Amid rising concerns over IT threats, the energy sector is taking measures to reduce the risk of cybersecurity breach.
Menelaos Ioannidis, Chief Technology Officer at Lightsource Labs said “hackers might target renewable energy companies for the fun of it or to hold plant operations for ransom”, while adding “it’s not difficult to hack the system”.
Graham Harding, Managing Director and Chief Financial Officer at British Solar Renewables said “we believe any firm dealing with technology has a duty to ensure that cybersecurity is considered in everything they do.”
“We are taking measures to ensure cybersecurity is baked into our designs, solutions and activities in the same way as physical security is”, he said.
In September this year, Siemens Gamesa Renewable Energy (SGRE) gave its Chief Information Officer Alan Feeley an added role as chief cybersecurity officer.
Last month, Berkeley Lab also announced it was launching a project to mitigate cyber-vulnerabilities in rooftop solar panels integrated into the grid.
Since 2015, a group called Dragonfly has been targeting the European and North American energy sectors.

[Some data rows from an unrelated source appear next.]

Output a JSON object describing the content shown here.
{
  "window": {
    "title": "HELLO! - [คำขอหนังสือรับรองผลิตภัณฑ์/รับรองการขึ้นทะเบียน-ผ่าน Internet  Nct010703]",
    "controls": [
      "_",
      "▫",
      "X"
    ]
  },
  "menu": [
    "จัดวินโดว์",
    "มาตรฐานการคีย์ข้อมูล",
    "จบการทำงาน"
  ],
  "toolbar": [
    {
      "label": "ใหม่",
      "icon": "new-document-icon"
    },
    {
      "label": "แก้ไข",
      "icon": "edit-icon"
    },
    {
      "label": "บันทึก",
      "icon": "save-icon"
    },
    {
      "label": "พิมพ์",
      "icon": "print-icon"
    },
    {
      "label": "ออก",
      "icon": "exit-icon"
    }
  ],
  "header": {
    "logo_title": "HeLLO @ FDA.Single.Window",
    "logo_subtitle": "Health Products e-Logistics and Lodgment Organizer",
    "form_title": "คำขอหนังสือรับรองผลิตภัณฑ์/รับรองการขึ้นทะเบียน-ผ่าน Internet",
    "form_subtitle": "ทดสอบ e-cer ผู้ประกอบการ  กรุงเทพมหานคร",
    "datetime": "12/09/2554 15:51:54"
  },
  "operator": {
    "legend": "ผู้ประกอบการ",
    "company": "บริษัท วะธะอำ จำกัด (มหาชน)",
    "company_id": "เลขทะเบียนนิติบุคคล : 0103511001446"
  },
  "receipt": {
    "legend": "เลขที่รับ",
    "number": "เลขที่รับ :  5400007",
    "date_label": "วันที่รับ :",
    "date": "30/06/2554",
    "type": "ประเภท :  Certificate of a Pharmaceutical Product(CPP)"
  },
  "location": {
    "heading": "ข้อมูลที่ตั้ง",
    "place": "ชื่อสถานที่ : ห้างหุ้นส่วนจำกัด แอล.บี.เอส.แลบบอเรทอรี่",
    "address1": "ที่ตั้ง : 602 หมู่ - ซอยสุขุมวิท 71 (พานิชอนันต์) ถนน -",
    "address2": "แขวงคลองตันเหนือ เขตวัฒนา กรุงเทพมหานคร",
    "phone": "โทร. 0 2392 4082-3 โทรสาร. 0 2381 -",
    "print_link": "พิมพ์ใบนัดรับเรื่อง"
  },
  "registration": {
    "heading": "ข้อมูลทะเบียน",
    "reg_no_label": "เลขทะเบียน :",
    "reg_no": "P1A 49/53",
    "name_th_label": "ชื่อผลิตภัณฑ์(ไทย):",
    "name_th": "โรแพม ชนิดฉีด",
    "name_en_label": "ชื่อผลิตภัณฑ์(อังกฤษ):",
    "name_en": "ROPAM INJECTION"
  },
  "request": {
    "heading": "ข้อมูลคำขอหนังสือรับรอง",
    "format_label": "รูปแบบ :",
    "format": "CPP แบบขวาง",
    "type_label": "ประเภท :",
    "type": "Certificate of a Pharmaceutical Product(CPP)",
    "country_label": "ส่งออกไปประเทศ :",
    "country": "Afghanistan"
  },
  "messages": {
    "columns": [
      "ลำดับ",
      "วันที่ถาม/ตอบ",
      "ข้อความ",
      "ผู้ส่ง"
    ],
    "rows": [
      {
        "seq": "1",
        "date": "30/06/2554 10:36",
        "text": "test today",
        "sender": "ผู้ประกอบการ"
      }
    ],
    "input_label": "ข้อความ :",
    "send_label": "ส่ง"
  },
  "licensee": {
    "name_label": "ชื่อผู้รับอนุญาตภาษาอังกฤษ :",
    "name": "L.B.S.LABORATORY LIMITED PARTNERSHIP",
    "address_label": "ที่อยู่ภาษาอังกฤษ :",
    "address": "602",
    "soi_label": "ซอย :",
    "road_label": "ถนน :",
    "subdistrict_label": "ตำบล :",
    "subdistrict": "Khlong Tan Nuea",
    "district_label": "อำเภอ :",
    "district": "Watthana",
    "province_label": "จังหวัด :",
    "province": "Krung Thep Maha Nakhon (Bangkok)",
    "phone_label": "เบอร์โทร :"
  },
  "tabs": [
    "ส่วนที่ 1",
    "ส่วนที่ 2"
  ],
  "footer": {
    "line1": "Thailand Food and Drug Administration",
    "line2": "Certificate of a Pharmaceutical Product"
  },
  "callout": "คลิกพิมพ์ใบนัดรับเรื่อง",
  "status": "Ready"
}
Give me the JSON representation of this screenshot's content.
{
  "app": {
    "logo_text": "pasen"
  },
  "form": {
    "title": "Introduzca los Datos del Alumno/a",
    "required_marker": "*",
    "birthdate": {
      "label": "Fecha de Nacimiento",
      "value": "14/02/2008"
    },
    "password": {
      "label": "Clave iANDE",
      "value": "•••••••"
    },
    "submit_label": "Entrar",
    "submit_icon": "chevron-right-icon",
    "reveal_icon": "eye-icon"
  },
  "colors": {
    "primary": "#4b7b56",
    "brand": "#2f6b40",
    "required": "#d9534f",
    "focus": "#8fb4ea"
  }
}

In July this year, the United States Federal Bureau of Investigation and the Department of Homeland had issued warnings to the energy companies being target of cyberattacks.